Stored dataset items
-- Opening Marker --

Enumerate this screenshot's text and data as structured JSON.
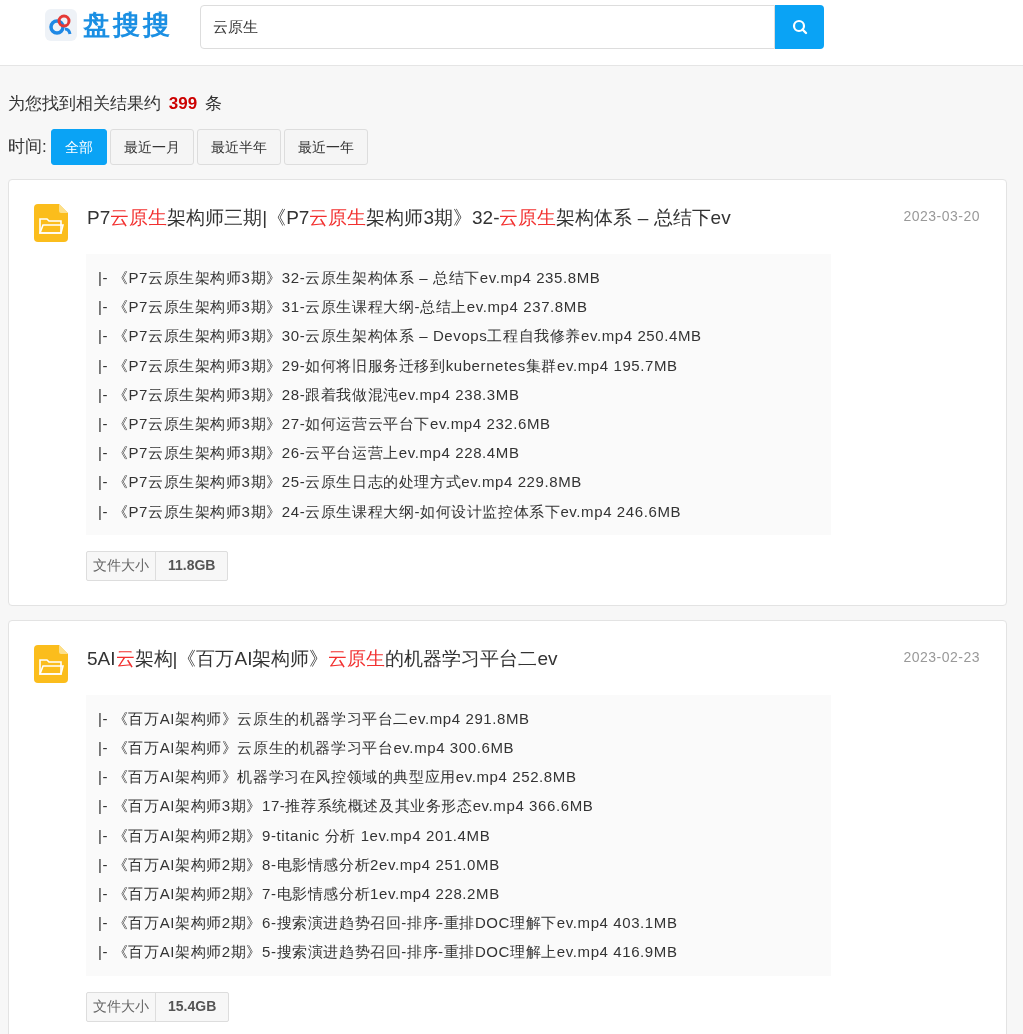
{
  "header": {
    "logo_text": "盘搜搜",
    "search": {
      "value": "云原生"
    }
  },
  "summary": {
    "prefix": "为您找到相关结果约",
    "count": "399",
    "suffix": "条"
  },
  "time_filter": {
    "label": "时间:",
    "options": [
      {
        "label": "全部",
        "selected": true
      },
      {
        "label": "最近一月",
        "selected": false
      },
      {
        "label": "最近半年",
        "selected": false
      },
      {
        "label": "最近一年",
        "selected": false
      }
    ]
  },
  "results": [
    {
      "title": [
        {
          "text": "P7",
          "highlight": false
        },
        {
          "text": "云原生",
          "highlight": true
        },
        {
          "text": "架构师三期|《P7",
          "highlight": false
        },
        {
          "text": "云原生",
          "highlight": true
        },
        {
          "text": "架构师3期》32-",
          "highlight": false
        },
        {
          "text": "云原生",
          "highlight": true
        },
        {
          "text": "架构体系 – 总结下ev",
          "highlight": false
        }
      ],
      "date": "2023-03-20",
      "files": [
        "|- 《P7云原生架构师3期》32-云原生架构体系 – 总结下ev.mp4 235.8MB",
        "|- 《P7云原生架构师3期》31-云原生课程大纲-总结上ev.mp4 237.8MB",
        "|- 《P7云原生架构师3期》30-云原生架构体系 – Devops工程自我修养ev.mp4 250.4MB",
        "|- 《P7云原生架构师3期》29-如何将旧服务迁移到kubernetes集群ev.mp4 195.7MB",
        "|- 《P7云原生架构师3期》28-跟着我做混沌ev.mp4 238.3MB",
        "|- 《P7云原生架构师3期》27-如何运营云平台下ev.mp4 232.6MB",
        "|- 《P7云原生架构师3期》26-云平台运营上ev.mp4 228.4MB",
        "|- 《P7云原生架构师3期》25-云原生日志的处理方式ev.mp4 229.8MB",
        "|- 《P7云原生架构师3期》24-云原生课程大纲-如何设计监控体系下ev.mp4 246.6MB"
      ],
      "size_label": "文件大小",
      "size": "11.8GB"
    },
    {
      "title": [
        {
          "text": "5AI",
          "highlight": false
        },
        {
          "text": "云",
          "highlight": true
        },
        {
          "text": "架构|《百万AI架构师》",
          "highlight": false
        },
        {
          "text": "云原生",
          "highlight": true
        },
        {
          "text": "的机器学习平台二ev",
          "highlight": false
        }
      ],
      "date": "2023-02-23",
      "files": [
        "|- 《百万AI架构师》云原生的机器学习平台二ev.mp4 291.8MB",
        "|- 《百万AI架构师》云原生的机器学习平台ev.mp4 300.6MB",
        "|- 《百万AI架构师》机器学习在风控领域的典型应用ev.mp4 252.8MB",
        "|- 《百万AI架构师3期》17-推荐系统概述及其业务形态ev.mp4 366.6MB",
        "|- 《百万AI架构师2期》9-titanic 分析 1ev.mp4 201.4MB",
        "|- 《百万AI架构师2期》8-电影情感分析2ev.mp4 251.0MB",
        "|- 《百万AI架构师2期》7-电影情感分析1ev.mp4 228.2MB",
        "|- 《百万AI架构师2期》6-搜索演进趋势召回-排序-重排DOC理解下ev.mp4 403.1MB",
        "|- 《百万AI架构师2期》5-搜索演进趋势召回-排序-重排DOC理解上ev.mp4 416.9MB"
      ],
      "size_label": "文件大小",
      "size": "15.4GB"
    }
  ]
}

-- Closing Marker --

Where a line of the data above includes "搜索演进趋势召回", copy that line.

> Answer for the task:
        "|- 《百万AI架构师2期》6-搜索演进趋势召回-排序-重排DOC理解下ev.mp4 403.1MB",
        "|- 《百万AI架构师2期》5-搜索演进趋势召回-排序-重排DOC理解上ev.mp4 416.9MB"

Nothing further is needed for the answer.